Good morning and welcome to another Wonky Word Wednesday. This morning I want to touch on something that many of you probably don’t know about me. Before I retired and began pursuing this writer’s journey, I was a nurse. For ten years, I worked in a nursing home, caring mostly for the elderly.

This week, there have been several Facebook friends with loved ones in the hospital facing illness, or impending death. I’ve experienced the pain of losing my father and deciding what heroic measures to take to save him. I’ve cared for and lost my mother to Alzheimer’s disease. I’ve held the hand of too many patients as they laid dying, without friend or family at their bedside. And I’ve watched families argue over keeping a terminal patient alive or letting them die with dignity.

So why am I bringing this up? As I mentioned above, several FB friends are facing these very things right now. I am a big advocate for making your wishes known, before you’re in a condition in which you’re unable to do so. Advance directives. Is it uncomfortable? Yes. Is it necessary? I believe so.

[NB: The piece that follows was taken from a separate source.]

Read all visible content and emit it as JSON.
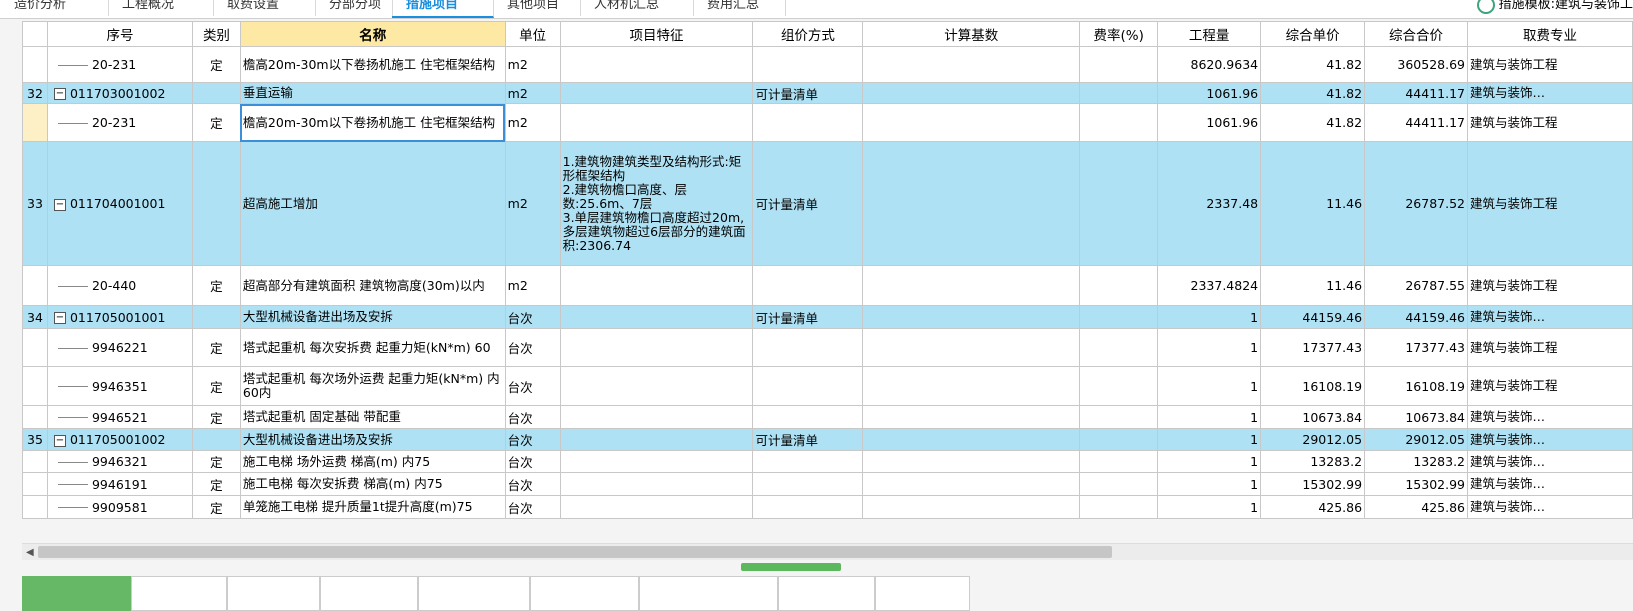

A few years ago, I tried to have this conversation with my mother-in-law who didn’t want to talk about dying. She believed she’d die naturally, have a heart attack or stroke and die. This is what I told her. “But Mom, what if you don’t? What if you have that heart attack or stroke, and you don’t die, but your brain is damaged so much, you can’t live without mechanical assistance—ventilator, feeding tube? What if you can no longer eat, because you choke on everything, and it goes into your lungs? Is this how you want to live? Do you want your children arguing whether to put you on a machine or let you go peacefully?” Those decisions should not be made in a highly emotional state, which is when they’re made, if you don’t have your advance directives outlined. Anyway, my MIL still didn’t want to talk about it, but she completed her advanced directives on her own. So, I guess I made an impression. The point is, everyone needs advance directives.

The other thing, I’d like to mention is hospice care. Now I know many people believe hospice is just for those times when someone is on their death bed. This isn’t true. There are many diagnoses that qualify for hospice care, and in-home care or nursing home care. So, check with your local hospice, they can provide an aide to come to the house several times a week, a nurse, social services support, spiritual support, not only for the patient, but the family as well. If you’re struggling, as a caregiver, talk to a hospice provider about assistance.

I hope I’ve provided you with something to think about. Take the time to think about what you want and then act on it. Give yourself the gift of peace of mind.

Now, go and face your day. It’s waiting for you to make a difference.